Insurance fraud can be committed by either the buyer or the seller of an insurance policy.
The seller may offer policies from non-existent companies, fail to submit premiums, and churn policies to create more commissions. The buyer exaggerate claims, falsify medical history, post-date policies, sell their policy to for cash when they are diagnosed with a terminal disease, or fake their death or kidnapping. We will focus on the buyer insurance fraud in this post.
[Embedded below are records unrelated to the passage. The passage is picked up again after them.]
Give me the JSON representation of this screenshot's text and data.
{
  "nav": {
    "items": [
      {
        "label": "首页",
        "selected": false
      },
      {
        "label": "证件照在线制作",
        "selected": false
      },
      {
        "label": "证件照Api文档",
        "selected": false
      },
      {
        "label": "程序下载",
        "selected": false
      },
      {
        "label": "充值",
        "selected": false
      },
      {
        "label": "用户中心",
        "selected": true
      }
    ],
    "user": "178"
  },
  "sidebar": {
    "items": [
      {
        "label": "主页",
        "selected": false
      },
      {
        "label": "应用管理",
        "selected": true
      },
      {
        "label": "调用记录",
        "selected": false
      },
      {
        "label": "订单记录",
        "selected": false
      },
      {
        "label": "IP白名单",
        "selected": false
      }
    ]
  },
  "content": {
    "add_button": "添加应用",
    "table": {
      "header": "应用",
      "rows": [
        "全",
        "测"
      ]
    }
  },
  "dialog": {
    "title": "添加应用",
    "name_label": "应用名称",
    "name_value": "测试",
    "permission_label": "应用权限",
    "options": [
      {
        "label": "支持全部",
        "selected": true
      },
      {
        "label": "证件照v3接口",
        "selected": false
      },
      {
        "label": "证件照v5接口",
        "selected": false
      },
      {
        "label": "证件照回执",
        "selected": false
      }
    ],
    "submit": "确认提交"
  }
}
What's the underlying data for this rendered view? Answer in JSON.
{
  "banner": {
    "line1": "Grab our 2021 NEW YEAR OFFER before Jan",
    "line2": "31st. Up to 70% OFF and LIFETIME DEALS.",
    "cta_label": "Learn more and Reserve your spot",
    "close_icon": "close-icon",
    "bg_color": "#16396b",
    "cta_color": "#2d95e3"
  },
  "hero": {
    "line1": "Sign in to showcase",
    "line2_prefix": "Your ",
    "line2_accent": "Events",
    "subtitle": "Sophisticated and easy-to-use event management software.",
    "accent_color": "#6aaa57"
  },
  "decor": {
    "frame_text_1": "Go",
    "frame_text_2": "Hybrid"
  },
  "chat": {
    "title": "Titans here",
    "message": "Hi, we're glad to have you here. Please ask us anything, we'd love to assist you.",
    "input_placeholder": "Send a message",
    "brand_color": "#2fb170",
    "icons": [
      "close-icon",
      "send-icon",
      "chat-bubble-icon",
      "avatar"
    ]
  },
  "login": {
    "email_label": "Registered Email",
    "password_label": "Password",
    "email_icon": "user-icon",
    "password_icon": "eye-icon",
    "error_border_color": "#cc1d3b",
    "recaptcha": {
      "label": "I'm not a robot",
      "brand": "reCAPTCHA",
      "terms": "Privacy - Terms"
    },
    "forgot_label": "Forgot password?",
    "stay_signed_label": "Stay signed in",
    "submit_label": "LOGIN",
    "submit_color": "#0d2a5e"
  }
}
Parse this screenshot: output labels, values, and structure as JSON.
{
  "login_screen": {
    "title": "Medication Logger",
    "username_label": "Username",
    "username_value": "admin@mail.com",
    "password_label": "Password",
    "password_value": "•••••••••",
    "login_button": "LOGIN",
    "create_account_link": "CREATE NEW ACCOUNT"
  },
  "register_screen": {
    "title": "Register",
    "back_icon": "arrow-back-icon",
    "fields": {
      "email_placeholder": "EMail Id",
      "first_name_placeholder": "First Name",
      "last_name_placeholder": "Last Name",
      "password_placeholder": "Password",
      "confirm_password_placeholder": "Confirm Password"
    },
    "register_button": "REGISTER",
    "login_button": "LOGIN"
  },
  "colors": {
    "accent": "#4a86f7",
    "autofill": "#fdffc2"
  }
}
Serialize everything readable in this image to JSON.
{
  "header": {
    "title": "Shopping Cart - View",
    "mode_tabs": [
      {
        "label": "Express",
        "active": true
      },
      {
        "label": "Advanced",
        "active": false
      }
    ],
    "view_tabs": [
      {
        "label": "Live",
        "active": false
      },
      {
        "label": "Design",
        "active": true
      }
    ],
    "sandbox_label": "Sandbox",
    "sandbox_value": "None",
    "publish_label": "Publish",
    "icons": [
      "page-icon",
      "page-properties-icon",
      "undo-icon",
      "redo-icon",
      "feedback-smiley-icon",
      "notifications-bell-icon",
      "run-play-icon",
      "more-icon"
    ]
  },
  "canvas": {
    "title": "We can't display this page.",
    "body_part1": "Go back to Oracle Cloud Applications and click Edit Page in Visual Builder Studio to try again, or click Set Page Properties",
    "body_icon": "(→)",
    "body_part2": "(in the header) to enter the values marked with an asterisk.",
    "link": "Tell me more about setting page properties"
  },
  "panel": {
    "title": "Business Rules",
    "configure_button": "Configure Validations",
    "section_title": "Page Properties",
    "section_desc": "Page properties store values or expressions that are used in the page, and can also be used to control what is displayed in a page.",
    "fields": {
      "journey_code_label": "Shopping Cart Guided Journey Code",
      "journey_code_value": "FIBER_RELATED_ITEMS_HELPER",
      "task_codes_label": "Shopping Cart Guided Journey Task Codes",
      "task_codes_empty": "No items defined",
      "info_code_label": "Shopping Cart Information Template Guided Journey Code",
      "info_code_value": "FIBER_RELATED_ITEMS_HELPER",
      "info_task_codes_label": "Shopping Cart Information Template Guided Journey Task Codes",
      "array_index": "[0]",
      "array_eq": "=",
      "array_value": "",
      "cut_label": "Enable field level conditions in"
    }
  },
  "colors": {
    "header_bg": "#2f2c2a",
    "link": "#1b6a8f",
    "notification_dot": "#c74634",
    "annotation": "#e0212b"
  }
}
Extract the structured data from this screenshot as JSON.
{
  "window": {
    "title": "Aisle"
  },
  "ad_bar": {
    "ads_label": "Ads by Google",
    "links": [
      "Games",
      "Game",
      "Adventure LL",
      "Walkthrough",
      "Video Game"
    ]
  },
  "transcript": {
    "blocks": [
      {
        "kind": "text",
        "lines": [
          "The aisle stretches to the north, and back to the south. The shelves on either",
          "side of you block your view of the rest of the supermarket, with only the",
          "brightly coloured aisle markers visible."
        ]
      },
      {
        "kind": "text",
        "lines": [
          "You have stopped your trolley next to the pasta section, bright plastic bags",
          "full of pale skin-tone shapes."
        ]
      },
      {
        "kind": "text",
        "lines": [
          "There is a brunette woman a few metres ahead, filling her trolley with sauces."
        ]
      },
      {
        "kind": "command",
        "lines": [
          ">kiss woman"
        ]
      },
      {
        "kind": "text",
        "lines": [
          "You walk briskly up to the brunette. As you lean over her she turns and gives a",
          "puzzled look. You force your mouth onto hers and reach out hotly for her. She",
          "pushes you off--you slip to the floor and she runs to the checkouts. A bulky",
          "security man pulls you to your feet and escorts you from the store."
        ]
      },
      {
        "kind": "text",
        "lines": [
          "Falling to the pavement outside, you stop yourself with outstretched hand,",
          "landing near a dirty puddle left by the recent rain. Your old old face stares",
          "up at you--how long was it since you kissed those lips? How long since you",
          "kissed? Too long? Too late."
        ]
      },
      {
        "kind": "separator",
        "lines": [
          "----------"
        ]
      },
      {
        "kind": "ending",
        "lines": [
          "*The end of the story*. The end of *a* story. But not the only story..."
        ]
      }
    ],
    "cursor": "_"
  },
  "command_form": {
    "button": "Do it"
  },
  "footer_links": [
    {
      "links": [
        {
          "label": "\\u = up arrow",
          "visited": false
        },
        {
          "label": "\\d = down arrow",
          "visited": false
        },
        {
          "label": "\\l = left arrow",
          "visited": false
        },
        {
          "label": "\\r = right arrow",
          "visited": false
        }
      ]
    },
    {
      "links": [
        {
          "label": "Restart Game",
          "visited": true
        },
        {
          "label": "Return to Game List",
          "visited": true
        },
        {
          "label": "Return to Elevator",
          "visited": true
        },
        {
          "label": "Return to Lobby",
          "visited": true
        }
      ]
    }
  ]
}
Historically, insurers have relied on linear regression of a small number of risk factors, largely reported by the policy-holder on a trust basis, to determine an insurance premium. However, a good prediction model of individual future insurance costs is becoming a business essential as competition in the insurance industry and low customer switching costs have become key drivers for insurers to build a pricing structure which covers their incurred costs.